Alfred Hitchcock shot 54 films for the cinema and all have one thing in common, a style recognizable among thousands from the first minutes of the film. In free movies you can have the best options.
Hitchcock has used (and some critics blame him) the same recipes throughout his 54 films:
MacGuffin is a fundamental concept in Hitchcock’s cinema. The origin of the word comes from the following story, told by Hitchcock:
Two travelers are on a train in England. One says to the other, “Excuse me Sir, but what is that weird-looking package over your head?” “Oh, it’s a MacGuffin. Does it serve? -This is used to trap lions in the mountains of Scotland, but there is no lion in the mountains of Scotland, so there is no MacGuffin. “
Hitchcock often quoted this story as a mockery of those who demand a rational explanation for all elements of a film.

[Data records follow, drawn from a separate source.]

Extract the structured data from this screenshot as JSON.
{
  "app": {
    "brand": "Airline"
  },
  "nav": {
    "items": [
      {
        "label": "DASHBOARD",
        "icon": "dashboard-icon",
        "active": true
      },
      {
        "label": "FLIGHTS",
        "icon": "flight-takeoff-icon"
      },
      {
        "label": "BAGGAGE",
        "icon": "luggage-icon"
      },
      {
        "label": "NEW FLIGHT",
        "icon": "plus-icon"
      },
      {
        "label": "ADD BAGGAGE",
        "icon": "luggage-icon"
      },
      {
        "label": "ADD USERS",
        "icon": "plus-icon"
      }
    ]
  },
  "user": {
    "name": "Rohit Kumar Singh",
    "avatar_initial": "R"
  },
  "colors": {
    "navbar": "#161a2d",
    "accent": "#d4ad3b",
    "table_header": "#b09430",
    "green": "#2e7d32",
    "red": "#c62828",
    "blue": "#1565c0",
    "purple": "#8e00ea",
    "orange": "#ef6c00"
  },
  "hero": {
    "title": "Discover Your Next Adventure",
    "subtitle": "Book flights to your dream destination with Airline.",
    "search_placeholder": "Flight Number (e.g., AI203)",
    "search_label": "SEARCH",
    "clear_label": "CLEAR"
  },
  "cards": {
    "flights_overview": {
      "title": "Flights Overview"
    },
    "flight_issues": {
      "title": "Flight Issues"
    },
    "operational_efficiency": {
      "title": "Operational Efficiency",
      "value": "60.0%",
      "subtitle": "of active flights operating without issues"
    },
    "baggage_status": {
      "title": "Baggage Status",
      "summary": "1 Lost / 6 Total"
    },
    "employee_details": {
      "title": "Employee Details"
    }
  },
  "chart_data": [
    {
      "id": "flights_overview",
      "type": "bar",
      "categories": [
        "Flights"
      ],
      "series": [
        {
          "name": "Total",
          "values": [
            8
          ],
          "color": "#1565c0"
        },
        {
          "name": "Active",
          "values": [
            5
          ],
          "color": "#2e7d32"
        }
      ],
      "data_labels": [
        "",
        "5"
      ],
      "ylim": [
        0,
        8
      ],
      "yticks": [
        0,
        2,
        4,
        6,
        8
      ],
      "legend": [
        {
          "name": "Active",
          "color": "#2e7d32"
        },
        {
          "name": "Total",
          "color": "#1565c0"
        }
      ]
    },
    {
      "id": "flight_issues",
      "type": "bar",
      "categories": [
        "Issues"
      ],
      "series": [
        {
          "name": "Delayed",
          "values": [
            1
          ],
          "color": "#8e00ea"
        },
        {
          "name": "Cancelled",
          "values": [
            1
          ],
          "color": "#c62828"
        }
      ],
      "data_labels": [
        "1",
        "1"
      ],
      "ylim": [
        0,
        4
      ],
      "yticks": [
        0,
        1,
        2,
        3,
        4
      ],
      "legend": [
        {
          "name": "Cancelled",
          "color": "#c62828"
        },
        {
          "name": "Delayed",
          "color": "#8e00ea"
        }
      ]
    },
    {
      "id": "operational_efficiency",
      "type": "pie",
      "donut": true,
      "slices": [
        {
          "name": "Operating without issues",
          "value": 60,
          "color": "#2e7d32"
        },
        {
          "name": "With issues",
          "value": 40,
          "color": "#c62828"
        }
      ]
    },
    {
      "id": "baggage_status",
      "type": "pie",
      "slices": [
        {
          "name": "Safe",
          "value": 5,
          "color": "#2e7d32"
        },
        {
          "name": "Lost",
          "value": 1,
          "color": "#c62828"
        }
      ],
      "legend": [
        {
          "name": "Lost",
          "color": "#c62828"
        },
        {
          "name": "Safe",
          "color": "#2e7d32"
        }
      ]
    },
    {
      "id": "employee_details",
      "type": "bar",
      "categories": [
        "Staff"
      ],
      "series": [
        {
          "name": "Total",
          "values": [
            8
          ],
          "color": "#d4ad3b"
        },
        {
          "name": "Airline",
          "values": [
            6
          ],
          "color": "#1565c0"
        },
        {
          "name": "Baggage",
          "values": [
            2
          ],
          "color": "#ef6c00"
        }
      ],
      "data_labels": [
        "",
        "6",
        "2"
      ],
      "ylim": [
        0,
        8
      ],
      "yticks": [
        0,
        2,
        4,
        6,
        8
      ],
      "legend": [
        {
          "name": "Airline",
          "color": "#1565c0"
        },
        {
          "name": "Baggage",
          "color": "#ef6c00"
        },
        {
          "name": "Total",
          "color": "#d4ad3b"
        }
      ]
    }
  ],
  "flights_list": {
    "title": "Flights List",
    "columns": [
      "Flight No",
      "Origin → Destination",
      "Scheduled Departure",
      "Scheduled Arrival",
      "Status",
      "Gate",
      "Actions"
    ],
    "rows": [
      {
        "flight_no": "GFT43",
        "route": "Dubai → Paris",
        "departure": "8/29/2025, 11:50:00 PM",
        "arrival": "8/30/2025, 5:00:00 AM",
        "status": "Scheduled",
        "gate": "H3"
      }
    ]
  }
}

What interests him is to manipulate the viewer, to wander through the story and be as scared as the hero or heroine of his film (Hitchcock liked to say that he made his films before everything for the others and that it was very difficult to understand those who realized by pure navel-gazing).
In Hitchcock’s films, the MacGuffin is often an element of the story that serves to initialize or even justify it but which turns out to be of little importance during the course of the film.
The MacGuffin is the money stolen by Marion from his boss at the beginning of the film, it goes without saying that the sequel is so fascinating that the money is quickly forgotten, but it is he who initiated the story.
From the movie Rebecca, Hitchcock will appear most often in his films to the point that the viewer is very disappointed when he cannot see it. This attitude is extremely rare in a director because many of them never show on the screen. This is still one of the ambiguities of the personality of Hitchock who was all his life became complex by his physique but did not miss an opportunity to show himself.
Some appearances have become almost more famous than films like The Unknown of the North-express, in which he climbs a train with a double bass.
The pursuit is a striking feature of Hitchcock’s films. In October 1950 he declared:
“In the ideal structure for a pursuit, the pace and complexity of the pursuit will accurately reflect the intensity of the relationship between the characters.”
The prosecution is a fundamental asset for the development of a scenario of a suspense movie: continued, the main character is baffled and embarks on a mad flight ahead that feeds the scenario.
The very example of the chase film is The Killing in which the main character does not even know why he is being sued.
The staircase is a major element of Hitchcock’s films. It appears from the first films (in The lodger for example), but especially in Psychose during the murder of detective Arbogast.
The stairs are also used in the crime was almost perfect. Even if there is not the same dramatic dimension, this is where the villain hides the key of the apartment.